EXERCISE DETAILS:
From the material below, list every line containing "tests".

-*-

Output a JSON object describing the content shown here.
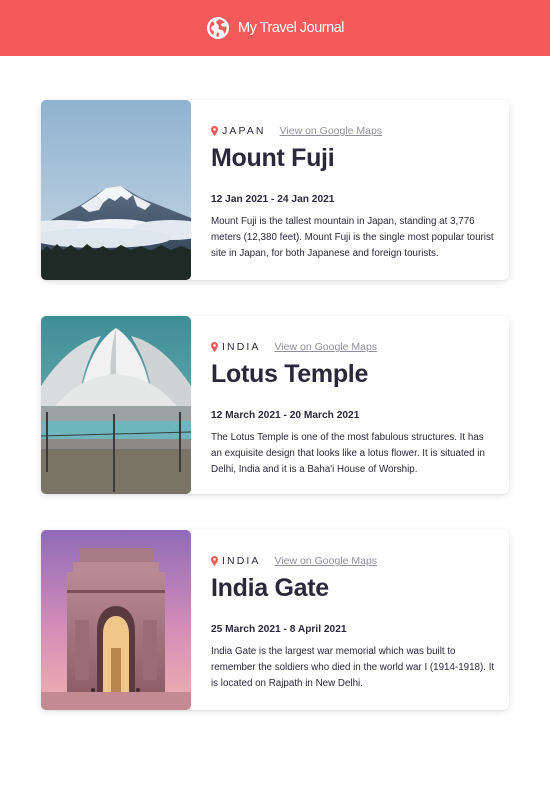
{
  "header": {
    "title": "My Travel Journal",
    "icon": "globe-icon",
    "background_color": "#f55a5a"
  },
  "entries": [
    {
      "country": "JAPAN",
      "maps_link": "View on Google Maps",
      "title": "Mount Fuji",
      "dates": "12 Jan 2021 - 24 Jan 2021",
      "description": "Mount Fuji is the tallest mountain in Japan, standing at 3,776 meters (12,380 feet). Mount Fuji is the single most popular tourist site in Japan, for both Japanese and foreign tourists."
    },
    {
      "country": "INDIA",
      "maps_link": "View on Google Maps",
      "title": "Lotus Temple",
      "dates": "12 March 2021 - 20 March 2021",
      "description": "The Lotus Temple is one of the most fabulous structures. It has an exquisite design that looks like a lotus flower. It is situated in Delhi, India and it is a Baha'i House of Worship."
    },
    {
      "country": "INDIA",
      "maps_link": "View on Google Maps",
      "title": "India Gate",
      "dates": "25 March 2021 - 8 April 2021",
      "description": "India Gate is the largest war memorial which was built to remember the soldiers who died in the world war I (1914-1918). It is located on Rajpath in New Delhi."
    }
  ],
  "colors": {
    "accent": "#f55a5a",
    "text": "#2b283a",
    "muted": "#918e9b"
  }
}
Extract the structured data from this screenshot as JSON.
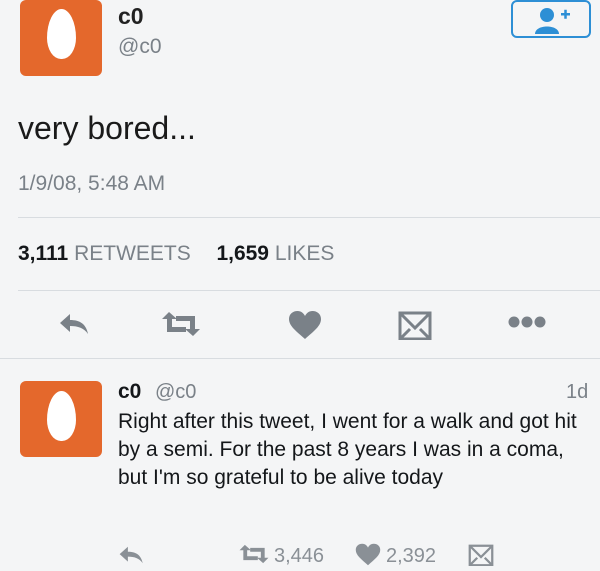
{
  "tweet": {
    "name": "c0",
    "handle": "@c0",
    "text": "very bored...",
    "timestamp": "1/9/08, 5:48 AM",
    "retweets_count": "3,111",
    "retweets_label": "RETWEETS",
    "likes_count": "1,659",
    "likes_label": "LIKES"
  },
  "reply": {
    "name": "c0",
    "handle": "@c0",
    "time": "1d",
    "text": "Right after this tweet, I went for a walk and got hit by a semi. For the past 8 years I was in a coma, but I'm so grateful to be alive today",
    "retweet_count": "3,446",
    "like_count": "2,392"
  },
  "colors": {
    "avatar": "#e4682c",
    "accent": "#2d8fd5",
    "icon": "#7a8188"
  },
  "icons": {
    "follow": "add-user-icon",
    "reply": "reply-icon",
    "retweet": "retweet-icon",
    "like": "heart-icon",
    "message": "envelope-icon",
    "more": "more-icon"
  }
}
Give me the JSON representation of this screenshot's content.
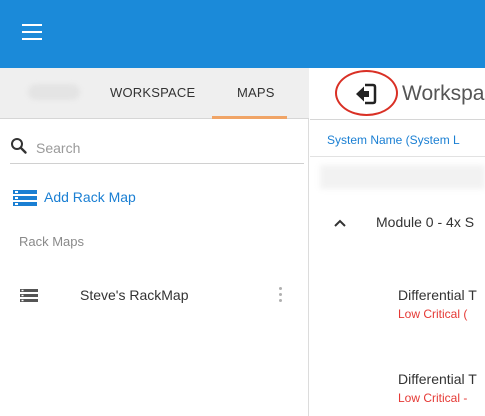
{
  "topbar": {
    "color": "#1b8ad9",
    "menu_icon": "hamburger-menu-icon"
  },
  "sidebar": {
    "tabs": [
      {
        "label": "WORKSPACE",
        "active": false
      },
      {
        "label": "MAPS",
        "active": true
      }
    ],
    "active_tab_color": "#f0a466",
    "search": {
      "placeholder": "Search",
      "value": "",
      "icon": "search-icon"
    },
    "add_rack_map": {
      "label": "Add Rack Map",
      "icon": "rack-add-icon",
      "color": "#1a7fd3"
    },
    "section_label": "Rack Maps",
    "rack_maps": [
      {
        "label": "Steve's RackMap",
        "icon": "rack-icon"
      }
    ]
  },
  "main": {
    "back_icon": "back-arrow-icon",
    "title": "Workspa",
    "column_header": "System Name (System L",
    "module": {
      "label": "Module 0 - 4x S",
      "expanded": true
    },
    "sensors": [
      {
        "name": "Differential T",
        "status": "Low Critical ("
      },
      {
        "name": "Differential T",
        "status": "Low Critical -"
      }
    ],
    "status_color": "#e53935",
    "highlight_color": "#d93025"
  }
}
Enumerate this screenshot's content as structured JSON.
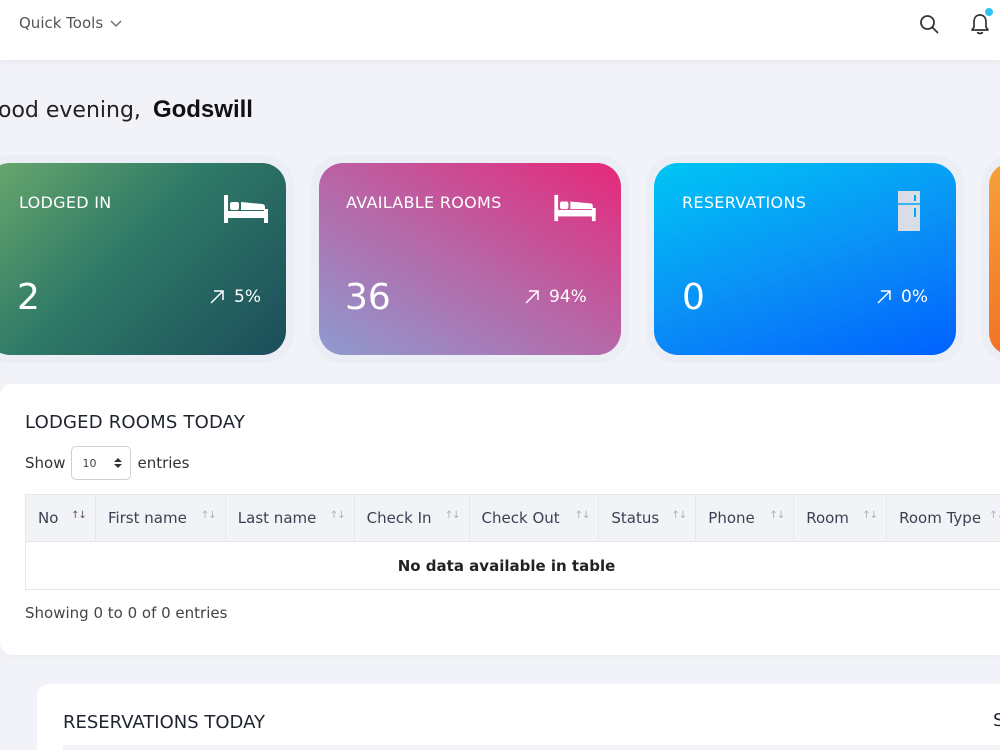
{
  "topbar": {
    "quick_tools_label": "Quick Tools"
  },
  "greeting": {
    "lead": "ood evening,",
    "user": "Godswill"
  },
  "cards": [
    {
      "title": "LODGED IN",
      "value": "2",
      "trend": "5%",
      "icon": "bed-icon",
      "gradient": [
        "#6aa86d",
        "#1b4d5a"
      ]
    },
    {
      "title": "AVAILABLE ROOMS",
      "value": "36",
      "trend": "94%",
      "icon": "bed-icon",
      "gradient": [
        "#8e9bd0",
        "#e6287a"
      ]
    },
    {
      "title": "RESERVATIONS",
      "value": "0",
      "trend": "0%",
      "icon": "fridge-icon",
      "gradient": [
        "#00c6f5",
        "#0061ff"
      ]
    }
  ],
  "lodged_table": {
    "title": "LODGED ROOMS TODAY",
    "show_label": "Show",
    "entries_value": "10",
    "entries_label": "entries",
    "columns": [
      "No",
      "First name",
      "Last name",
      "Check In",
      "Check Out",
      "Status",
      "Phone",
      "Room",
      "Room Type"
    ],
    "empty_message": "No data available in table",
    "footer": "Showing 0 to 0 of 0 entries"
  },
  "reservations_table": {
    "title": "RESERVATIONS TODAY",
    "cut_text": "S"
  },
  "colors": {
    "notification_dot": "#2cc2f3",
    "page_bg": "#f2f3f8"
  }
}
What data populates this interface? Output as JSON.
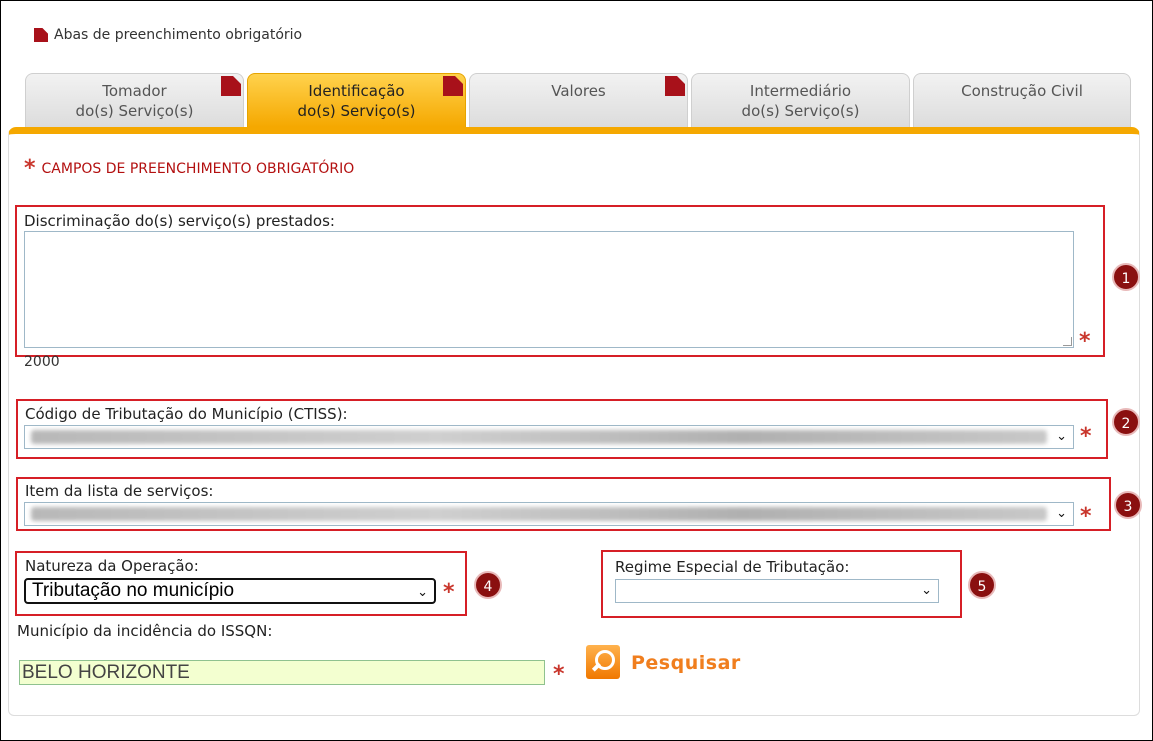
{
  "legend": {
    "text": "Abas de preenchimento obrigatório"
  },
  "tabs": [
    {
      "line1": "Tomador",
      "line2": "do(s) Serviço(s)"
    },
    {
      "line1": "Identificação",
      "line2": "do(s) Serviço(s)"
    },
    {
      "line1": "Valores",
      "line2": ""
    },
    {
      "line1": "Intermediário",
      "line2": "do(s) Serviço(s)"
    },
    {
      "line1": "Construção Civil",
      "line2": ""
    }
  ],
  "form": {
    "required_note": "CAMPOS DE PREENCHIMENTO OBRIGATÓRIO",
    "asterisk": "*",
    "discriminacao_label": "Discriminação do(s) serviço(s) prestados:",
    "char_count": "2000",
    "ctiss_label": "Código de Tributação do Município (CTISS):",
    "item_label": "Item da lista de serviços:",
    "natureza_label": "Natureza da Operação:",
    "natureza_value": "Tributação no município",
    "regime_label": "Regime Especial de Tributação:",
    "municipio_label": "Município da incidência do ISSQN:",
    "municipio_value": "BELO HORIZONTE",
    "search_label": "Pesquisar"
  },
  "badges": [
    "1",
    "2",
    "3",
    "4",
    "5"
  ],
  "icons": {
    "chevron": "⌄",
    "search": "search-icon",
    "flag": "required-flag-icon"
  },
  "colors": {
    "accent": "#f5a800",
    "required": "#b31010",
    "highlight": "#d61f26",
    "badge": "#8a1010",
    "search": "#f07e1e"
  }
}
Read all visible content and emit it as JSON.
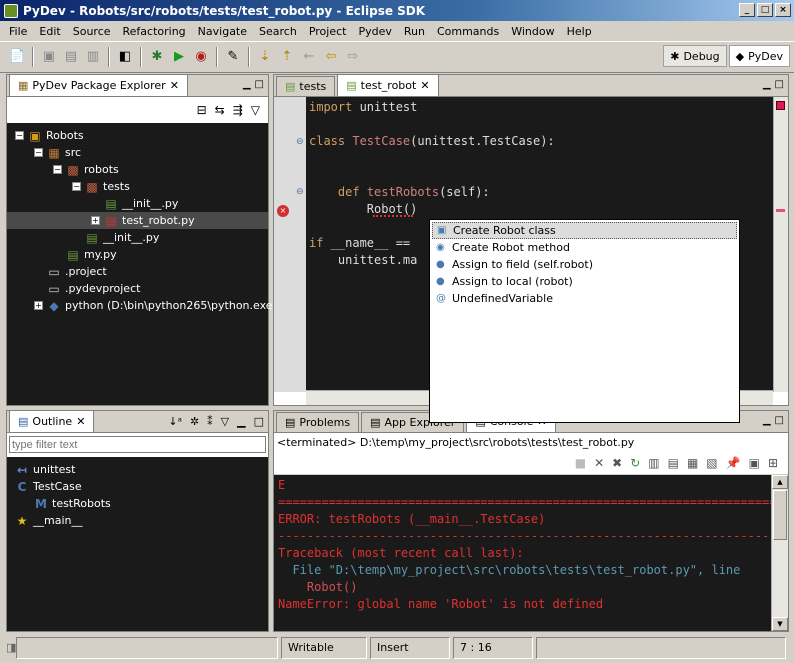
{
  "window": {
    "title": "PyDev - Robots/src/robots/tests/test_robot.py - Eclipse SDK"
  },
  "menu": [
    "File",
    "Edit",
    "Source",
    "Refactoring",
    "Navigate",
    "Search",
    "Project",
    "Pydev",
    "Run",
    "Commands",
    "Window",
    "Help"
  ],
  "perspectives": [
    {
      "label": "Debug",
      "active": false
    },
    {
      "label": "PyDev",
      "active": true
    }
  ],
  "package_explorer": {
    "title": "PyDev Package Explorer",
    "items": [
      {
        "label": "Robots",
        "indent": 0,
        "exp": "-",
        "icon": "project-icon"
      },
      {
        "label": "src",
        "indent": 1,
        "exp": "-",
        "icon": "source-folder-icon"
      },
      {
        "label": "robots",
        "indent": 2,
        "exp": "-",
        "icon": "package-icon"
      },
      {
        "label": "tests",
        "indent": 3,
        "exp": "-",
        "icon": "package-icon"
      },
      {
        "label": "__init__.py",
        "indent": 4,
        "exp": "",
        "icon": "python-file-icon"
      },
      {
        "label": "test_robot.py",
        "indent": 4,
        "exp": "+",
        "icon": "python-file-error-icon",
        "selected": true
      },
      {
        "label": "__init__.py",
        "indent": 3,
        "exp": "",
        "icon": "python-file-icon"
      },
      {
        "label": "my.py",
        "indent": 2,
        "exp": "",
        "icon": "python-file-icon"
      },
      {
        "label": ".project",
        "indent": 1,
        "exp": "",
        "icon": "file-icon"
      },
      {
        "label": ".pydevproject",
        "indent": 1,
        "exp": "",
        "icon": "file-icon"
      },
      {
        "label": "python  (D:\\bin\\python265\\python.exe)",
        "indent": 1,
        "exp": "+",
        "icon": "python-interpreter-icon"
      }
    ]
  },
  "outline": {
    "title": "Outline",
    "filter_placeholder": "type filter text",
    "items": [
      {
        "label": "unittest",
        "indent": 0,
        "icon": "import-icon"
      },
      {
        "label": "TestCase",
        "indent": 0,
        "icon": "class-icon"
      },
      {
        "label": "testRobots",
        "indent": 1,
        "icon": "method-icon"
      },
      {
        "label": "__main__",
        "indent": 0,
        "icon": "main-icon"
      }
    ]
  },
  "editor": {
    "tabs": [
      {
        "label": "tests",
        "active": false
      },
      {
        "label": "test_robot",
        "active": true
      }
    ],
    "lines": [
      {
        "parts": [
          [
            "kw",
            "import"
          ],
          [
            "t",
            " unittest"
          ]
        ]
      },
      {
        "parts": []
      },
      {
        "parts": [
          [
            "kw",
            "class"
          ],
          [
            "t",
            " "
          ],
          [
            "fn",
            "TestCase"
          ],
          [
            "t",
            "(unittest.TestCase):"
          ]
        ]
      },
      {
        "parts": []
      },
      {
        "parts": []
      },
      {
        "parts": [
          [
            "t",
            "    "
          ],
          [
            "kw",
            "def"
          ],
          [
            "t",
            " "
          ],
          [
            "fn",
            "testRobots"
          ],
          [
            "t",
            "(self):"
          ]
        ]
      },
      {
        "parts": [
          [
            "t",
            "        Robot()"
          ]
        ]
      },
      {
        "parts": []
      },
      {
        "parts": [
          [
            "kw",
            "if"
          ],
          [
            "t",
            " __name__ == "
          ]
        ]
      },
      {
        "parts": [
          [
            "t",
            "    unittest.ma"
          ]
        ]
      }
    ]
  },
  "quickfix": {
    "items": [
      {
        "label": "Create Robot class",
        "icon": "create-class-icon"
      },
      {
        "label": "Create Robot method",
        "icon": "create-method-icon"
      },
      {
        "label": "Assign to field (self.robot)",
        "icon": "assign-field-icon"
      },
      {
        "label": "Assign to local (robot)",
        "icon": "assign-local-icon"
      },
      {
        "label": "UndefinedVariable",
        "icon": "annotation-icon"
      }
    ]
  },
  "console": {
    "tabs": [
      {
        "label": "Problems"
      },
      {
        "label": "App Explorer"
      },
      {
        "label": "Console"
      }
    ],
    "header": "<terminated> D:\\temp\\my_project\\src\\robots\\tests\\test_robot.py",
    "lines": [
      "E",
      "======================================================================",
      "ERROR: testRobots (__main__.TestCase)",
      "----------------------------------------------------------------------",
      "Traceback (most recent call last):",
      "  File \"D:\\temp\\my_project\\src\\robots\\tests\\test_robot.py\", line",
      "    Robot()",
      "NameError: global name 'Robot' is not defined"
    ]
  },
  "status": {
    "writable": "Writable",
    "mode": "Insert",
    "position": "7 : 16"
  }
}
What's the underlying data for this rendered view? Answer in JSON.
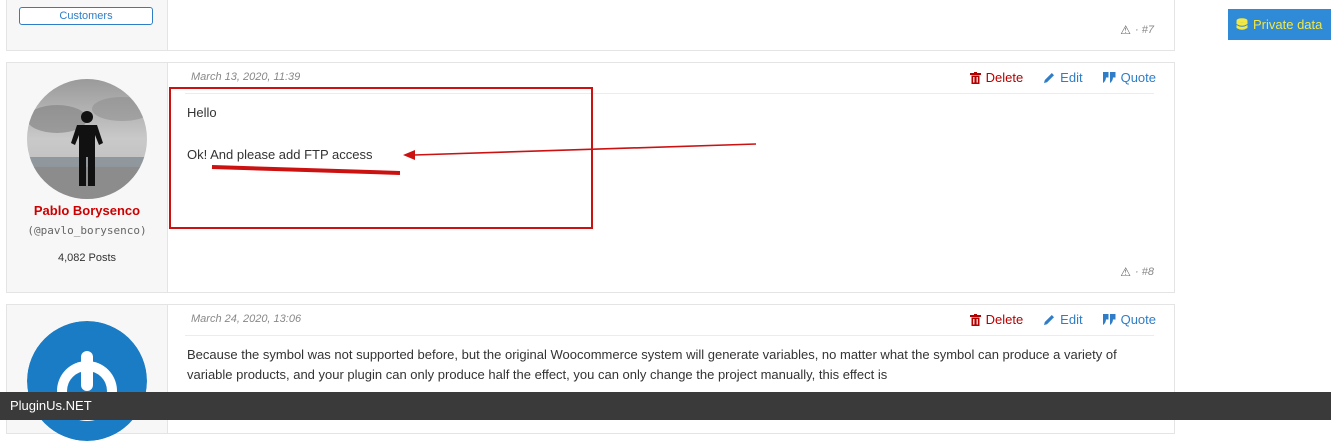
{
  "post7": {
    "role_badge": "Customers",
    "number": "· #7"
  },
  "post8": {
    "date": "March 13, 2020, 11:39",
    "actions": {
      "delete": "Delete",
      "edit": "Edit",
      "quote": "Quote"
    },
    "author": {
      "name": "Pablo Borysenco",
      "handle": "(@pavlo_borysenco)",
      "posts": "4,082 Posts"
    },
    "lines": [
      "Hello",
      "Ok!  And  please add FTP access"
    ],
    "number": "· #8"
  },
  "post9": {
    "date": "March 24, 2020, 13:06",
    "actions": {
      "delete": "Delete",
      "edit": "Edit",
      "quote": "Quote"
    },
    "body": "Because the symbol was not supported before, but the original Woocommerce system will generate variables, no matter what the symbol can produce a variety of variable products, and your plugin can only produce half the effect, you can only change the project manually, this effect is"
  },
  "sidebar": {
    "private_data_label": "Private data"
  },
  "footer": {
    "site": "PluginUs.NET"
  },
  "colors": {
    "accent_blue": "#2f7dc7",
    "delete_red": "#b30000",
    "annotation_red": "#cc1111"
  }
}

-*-

RESPONSE TO THE EXERCISE:
    "title": "PyDev - Robots/src/robots/tests/test_robot.py - Eclipse SDK"
        "label": "tests",
        "label": "tests",
    "header": "<terminated> D:\\temp\\my_project\\src\\robots\\tests\\test_robot.py",
      "  File \"D:\\temp\\my_project\\src\\robots\\tests\\test_robot.py\", line",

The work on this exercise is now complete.